Apple’s next-gen iPhone may be powered by a quad-core ARM chip built around Samsung’s Exynos 4 architecture.
The above-mentioned report originates from the sometimes-reliable DigiTimes, which declined to offer additional specs about the rumored processor, such as clock speed and graphics (GPU) capabilities.
As AppleInsider’s Slash Lane notes, the current iPhone 4S features a custom A5 dual-core processor clocking in at 800 megahertz.
As you may recall, the A5 was first introduced by Cupertino in the iPad 2, where it was clocked slightly faster at a cool 1 gigahertz.
The third-gen iPad launched by Apple earlier this year is powered by the A5X, which isn’t considered a true next-gen chip.
To be sure, the processor is based on Samsung's trusty 45-nanometer low-power architecture - which is also found in the A5 CPU in the iPhone 4S and iPad 2.
Although the A5X doesn’t feature a radical redesign in terms of architecture, the chip boasts an updated quad-core integrated graphics processor fully capable of rendering the impressive 3.1 million pixels on the iPad 3’s high-res Retina display.
If Apple ends up designing a quad-core ARM CPU for the next iPhone, the chip would likely be revamped enough to be classified as the long-awaited "A6."

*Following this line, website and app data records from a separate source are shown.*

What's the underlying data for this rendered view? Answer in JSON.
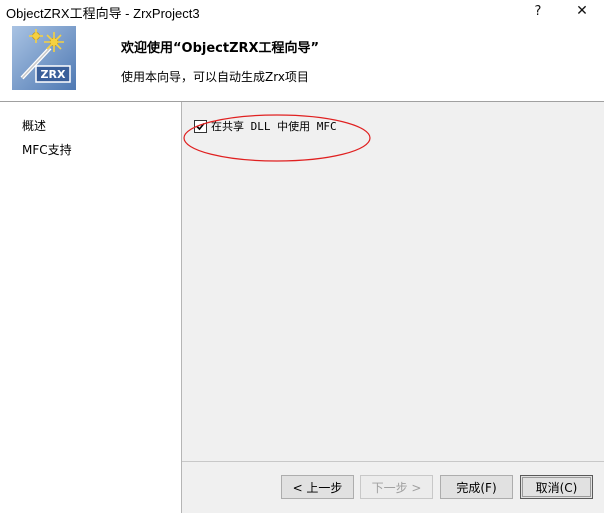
{
  "window": {
    "title": "ObjectZRX工程向导 - ZrxProject3",
    "help_glyph": "?",
    "close_glyph": "✕"
  },
  "header": {
    "title": "欢迎使用“ObjectZRX工程向导”",
    "subtitle": "使用本向导，可以自动生成Zrx项目",
    "icon": "wizard-wand-icon",
    "icon_text": "ZRX"
  },
  "sidebar": {
    "items": [
      {
        "label": "概述"
      },
      {
        "label": "MFC支持"
      }
    ]
  },
  "main": {
    "mfc_option": {
      "label": "在共享 DLL 中使用 MFC",
      "checked": true
    },
    "annotation_color": "#e02020"
  },
  "buttons": {
    "back": "< 上一步",
    "next": "下一步 >",
    "finish": "完成(F)",
    "cancel": "取消(C)"
  }
}
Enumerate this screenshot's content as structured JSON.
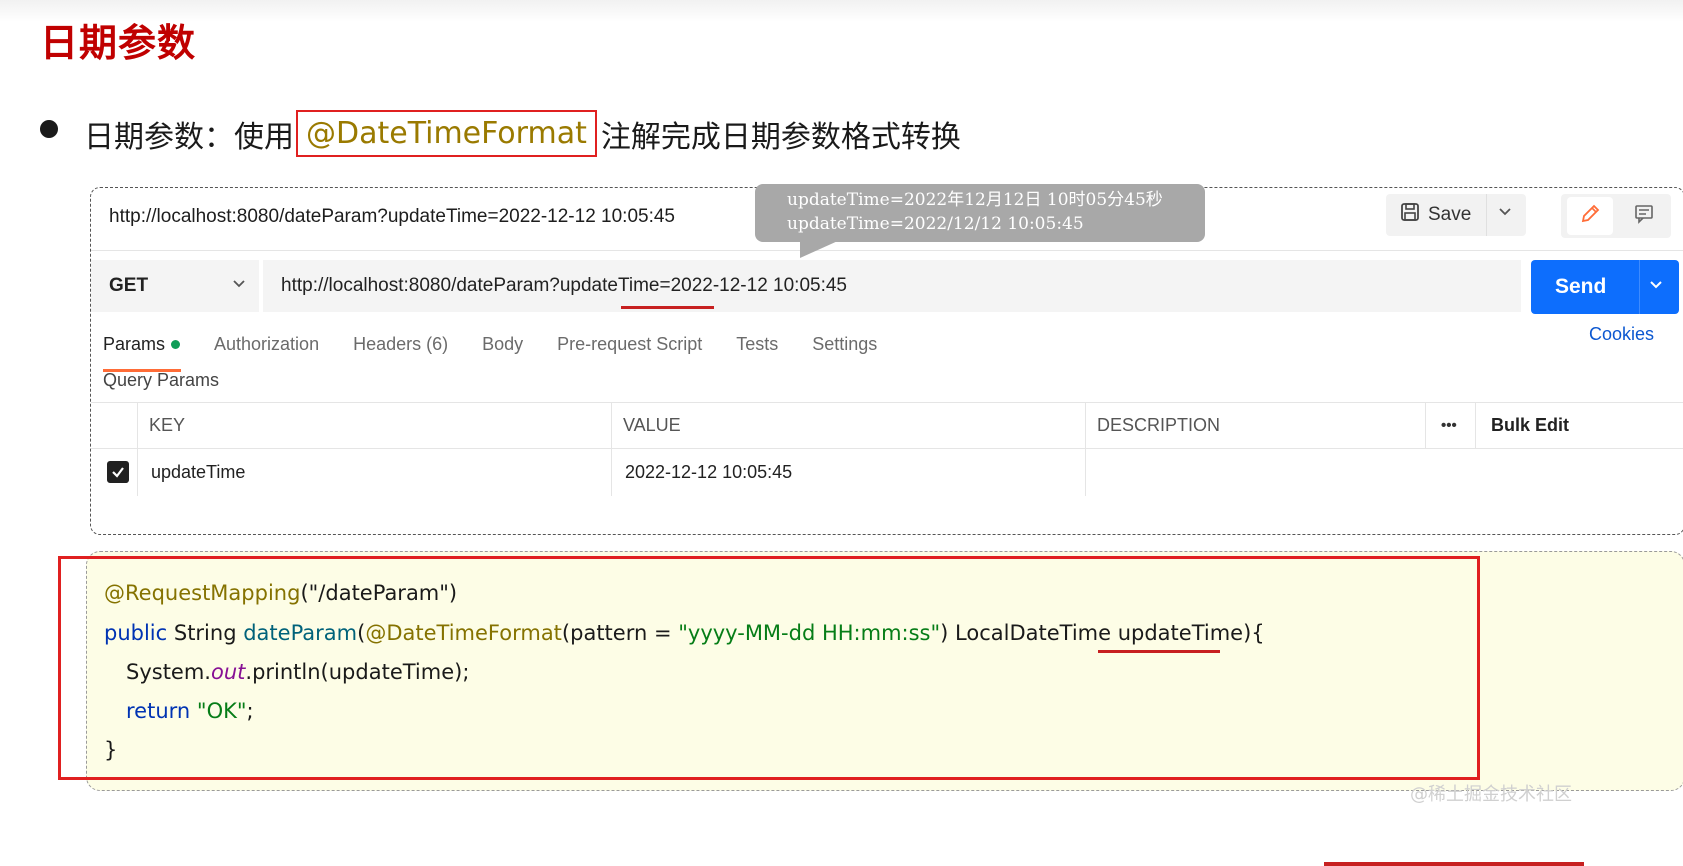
{
  "slide": {
    "title": "日期参数",
    "bullet_prefix": "日期参数：使用",
    "bullet_highlight": "@DateTimeFormat",
    "bullet_suffix": "注解完成日期参数格式转换"
  },
  "postman": {
    "request_name": "http://localhost:8080/dateParam?updateTime=2022-12-12 10:05:45",
    "save_label": "Save",
    "method": "GET",
    "url_value": "http://localhost:8080/dateParam?updateTime=2022-12-12 10:05:45",
    "send_label": "Send",
    "tabs": [
      {
        "label": "Params"
      },
      {
        "label": "Authorization"
      },
      {
        "label": "Headers (6)"
      },
      {
        "label": "Body"
      },
      {
        "label": "Pre-request Script"
      },
      {
        "label": "Tests"
      },
      {
        "label": "Settings"
      }
    ],
    "cookies_label": "Cookies",
    "query_params_label": "Query Params",
    "table": {
      "headers": {
        "key": "KEY",
        "value": "VALUE",
        "description": "DESCRIPTION",
        "more": "•••",
        "bulk_edit": "Bulk Edit"
      },
      "rows": [
        {
          "checked": true,
          "key": "updateTime",
          "value": "2022-12-12 10:05:45",
          "description": ""
        }
      ]
    }
  },
  "tooltip": {
    "line1": "updateTime=2022年12月12日 10时05分45秒",
    "line2": "updateTime=2022/12/12 10:05:45"
  },
  "code": {
    "line1_ann": "@RequestMapping",
    "line1_rest": "(\"/dateParam\")",
    "line2_kw": "public",
    "line2_type": " String ",
    "line2_fn": "dateParam",
    "line2_p1": "(",
    "line2_ann": "@DateTimeFormat",
    "line2_p2": "(pattern = ",
    "line2_str": "\"yyyy-MM-dd HH:mm:ss\"",
    "line2_p3": ") LocalDateTime updateTime){",
    "line3_a": "System.",
    "line3_out": "out",
    "line3_b": ".println(updateTime);",
    "line4_kw": "return",
    "line4_str": "\"OK\"",
    "line4_end": ";",
    "line5": "}"
  },
  "watermark": "@稀土掘金技术社区",
  "colors": {
    "title_red": "#c00000",
    "annotation_red": "#e02020",
    "send_blue": "#0d6efd",
    "tab_active_orange": "#ff6c37",
    "code_bg": "#fdfde6"
  }
}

Apple’s quad-core iPhone would then compete with a slew of Android phones equipped with quad-core chips manufactured by mobile industry heavyweights like Nvidia, Qualcomm and TI.